The result is an international intellectual property regime that is sharply tilted in favor of the developed world. The intellectual products held in the developing world rest in a global public domain, while the intellectual products of the developed world are held closely by corporations. It is a strange world, indeed, where technology and resources flow for free from poorer to richer states, rather than from richer to poorer. (For background, see Anupam Chander & Madhavi Sunder, The Romance of the Public Domain, California Law Review (2004).)

A Berry Goes Global
Multinational corporations are well-positioned to take advantage of this global public domain. For its part, the huge international beverage industry seeks to find inspiration for new drinks worldwide.This leads us to the Amazon, where the guaraná berry has long grown. Indigenous peoples discovered that this berry held a high concentration of caffeine. Guaraná has long been used to make a popular drink—handy to keep carnival revelers awake through the night.
Brazilian companies have commercialized guaraná-based drinks for the better past of the last century. The two main Brazilian companies with guaraná drinks—Antarctica and Brahma—merged in 2000 to create AmBev. In turn, AmBev announced this spring that it will combine with Dutch beverage giant Interbrew to form an even bigger multinational corporation.

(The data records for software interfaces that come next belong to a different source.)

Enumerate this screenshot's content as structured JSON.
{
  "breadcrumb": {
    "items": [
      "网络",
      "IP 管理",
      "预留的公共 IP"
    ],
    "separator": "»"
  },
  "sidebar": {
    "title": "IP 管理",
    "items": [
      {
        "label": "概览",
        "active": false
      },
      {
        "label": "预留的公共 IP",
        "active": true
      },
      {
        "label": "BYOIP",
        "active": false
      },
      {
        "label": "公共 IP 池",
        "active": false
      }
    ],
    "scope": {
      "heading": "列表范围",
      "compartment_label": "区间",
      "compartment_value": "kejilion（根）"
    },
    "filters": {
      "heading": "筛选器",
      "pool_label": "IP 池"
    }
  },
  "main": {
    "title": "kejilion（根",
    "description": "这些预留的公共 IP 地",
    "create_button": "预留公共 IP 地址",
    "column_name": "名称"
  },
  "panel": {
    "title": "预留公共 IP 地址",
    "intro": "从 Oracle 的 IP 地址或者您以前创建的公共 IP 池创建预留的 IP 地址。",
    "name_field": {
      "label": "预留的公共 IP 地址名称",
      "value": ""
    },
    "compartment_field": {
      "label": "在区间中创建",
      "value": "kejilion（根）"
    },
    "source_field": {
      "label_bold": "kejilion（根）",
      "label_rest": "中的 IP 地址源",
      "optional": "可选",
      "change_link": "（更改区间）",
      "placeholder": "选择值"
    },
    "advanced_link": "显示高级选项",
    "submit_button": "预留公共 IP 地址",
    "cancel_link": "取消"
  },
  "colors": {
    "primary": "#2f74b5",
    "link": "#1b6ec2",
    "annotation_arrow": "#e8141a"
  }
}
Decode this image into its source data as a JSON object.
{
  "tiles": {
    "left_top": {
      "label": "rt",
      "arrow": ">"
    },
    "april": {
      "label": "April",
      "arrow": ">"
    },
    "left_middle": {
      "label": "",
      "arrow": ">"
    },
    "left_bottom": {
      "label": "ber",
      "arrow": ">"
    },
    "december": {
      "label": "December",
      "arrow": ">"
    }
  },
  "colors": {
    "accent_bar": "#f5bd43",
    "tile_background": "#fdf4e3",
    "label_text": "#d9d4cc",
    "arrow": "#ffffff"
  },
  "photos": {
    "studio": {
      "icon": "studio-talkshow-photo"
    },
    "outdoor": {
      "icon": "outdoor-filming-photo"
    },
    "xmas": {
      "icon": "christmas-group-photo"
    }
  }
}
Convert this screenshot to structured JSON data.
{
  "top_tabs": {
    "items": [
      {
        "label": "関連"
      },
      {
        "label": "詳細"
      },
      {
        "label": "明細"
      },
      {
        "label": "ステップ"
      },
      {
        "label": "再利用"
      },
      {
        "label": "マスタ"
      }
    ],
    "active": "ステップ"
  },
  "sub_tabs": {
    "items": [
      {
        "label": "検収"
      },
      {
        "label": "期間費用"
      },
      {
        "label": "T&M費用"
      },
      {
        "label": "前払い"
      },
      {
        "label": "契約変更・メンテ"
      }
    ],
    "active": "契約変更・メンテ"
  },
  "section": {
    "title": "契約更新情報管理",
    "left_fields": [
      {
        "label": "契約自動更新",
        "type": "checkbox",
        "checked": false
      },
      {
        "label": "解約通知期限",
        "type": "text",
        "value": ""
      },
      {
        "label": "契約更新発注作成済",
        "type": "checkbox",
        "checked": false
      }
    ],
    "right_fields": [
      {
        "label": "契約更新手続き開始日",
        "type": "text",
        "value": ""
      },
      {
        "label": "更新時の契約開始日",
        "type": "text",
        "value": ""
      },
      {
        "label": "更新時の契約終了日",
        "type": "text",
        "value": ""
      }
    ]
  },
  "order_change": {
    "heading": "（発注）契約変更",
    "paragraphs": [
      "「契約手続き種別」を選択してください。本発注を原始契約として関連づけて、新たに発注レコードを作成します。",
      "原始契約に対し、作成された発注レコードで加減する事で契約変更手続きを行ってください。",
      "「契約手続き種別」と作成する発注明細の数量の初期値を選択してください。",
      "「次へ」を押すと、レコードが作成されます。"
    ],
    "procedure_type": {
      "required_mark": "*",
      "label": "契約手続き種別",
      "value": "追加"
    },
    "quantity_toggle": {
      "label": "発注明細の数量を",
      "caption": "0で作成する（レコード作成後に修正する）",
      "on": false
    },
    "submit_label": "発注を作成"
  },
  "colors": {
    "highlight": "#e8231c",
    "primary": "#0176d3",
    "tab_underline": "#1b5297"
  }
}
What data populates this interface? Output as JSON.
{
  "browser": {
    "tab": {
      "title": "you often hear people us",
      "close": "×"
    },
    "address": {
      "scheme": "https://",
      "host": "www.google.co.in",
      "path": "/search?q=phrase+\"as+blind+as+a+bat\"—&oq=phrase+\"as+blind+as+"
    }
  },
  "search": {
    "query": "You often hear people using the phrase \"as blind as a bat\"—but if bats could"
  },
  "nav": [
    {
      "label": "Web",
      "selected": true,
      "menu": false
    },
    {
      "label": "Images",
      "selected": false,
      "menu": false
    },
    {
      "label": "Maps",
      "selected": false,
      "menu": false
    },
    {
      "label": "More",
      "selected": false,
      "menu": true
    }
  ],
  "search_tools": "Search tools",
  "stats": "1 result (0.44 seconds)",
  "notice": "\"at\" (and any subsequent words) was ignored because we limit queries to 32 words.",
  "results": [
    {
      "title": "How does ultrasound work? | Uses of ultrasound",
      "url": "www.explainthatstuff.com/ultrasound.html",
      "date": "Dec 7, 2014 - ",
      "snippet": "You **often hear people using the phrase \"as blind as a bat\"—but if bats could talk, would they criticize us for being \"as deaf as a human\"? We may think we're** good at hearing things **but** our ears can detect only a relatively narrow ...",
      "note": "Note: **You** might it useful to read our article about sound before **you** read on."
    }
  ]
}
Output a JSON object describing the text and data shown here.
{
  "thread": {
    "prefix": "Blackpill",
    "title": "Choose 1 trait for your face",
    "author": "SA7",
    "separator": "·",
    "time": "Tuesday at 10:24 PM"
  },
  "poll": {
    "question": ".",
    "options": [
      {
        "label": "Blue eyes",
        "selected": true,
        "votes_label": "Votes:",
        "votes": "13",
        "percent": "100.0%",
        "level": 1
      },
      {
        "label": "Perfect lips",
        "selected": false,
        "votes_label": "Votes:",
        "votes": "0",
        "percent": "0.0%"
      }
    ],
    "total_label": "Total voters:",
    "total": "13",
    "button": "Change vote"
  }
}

Recently, other multinational companies too have seen the global potential in this potent berry. PepsiCo introduced its own guarana soft drink in the United States in the mid-1990s but eventually withdrew it, opting in 1999 to distribute AmBev’s Antarctica soda worldwide. Not to be left behind, Coca-Cola launched its own guaraná drink, named “Kuat” after an Amazonian tribal sun god. There is a notable fondness for almighty names—“Brahma” was named after the Hindu deity.

The Effect on Local Communities
While globalization might be seen as a boon because it expands markets, the community in which guaraná originated, however, is worried about the increasing popularity of guaraná. Rather than benefit from the increased demand, they may lose as the buyers of their berries become ever more concentrated in one or two multinational corporations. As the number of buyers dwindle, the local farmers’ bargaining position deteriorates. Thus, this community, centered in the town of Maués in the Brasilian Amazon, has seen its position become progressively more precarious.

Designed by
SUPERFLEX. Superflex consists of Rasmus Nielsen, Jakob Fenger and Bjørnstjerne Christiansen - Denmark